======== LISTED RECORDS

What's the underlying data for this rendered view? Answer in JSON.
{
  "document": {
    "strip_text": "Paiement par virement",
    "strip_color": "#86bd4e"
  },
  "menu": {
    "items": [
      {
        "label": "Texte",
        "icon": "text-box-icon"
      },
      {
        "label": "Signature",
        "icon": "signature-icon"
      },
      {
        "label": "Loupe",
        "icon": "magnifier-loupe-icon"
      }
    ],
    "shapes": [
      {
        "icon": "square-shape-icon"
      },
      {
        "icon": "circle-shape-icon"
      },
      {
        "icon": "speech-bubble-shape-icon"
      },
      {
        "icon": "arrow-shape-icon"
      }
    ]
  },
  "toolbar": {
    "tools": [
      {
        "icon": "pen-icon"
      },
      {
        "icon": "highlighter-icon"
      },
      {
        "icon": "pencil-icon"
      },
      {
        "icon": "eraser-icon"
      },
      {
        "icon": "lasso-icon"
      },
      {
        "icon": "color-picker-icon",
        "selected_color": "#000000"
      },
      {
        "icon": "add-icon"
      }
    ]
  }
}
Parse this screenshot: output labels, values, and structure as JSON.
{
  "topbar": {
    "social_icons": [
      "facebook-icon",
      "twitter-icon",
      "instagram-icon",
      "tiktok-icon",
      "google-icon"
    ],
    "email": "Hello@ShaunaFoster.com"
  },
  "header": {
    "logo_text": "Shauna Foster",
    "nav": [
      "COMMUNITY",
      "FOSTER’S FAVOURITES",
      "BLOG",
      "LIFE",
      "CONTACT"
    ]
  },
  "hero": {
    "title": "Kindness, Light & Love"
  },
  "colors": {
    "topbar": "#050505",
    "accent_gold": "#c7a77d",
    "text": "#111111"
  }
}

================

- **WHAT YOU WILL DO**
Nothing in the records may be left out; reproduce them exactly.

- **ANSWER TO THIS TASK**
What's the underlying data for this rendered view? Answer in JSON.
{
  "document": {
    "strip_text": "Paiement par virement",
    "strip_color": "#86bd4e"
  },
  "menu": {
    "items": [
      {
        "label": "Texte",
        "icon": "text-box-icon"
      },
      {
        "label": "Signature",
        "icon": "signature-icon"
      },
      {
        "label": "Loupe",
        "icon": "magnifier-loupe-icon"
      }
    ],
    "shapes": [
      {
        "icon": "square-shape-icon"
      },
      {
        "icon": "circle-shape-icon"
      },
      {
        "icon": "speech-bubble-shape-icon"
      },
      {
        "icon": "arrow-shape-icon"
      }
    ]
  },
  "toolbar": {
    "tools": [
      {
        "icon": "pen-icon"
      },
      {
        "icon": "highlighter-icon"
      },
      {
        "icon": "pencil-icon"
      },
      {
        "icon": "eraser-icon"
      },
      {
        "icon": "lasso-icon"
      },
      {
        "icon": "color-picker-icon",
        "selected_color": "#000000"
      },
      {
        "icon": "add-icon"
      }
    ]
  }
}
Parse this screenshot: output labels, values, and structure as JSON.
{
  "topbar": {
    "social_icons": [
      "facebook-icon",
      "twitter-icon",
      "instagram-icon",
      "tiktok-icon",
      "google-icon"
    ],
    "email": "Hello@ShaunaFoster.com"
  },
  "header": {
    "logo_text": "Shauna Foster",
    "nav": [
      "COMMUNITY",
      "FOSTER’S FAVOURITES",
      "BLOG",
      "LIFE",
      "CONTACT"
    ]
  },
  "hero": {
    "title": "Kindness, Light & Love"
  },
  "colors": {
    "topbar": "#050505",
    "accent_gold": "#c7a77d",
    "text": "#111111"
  }
}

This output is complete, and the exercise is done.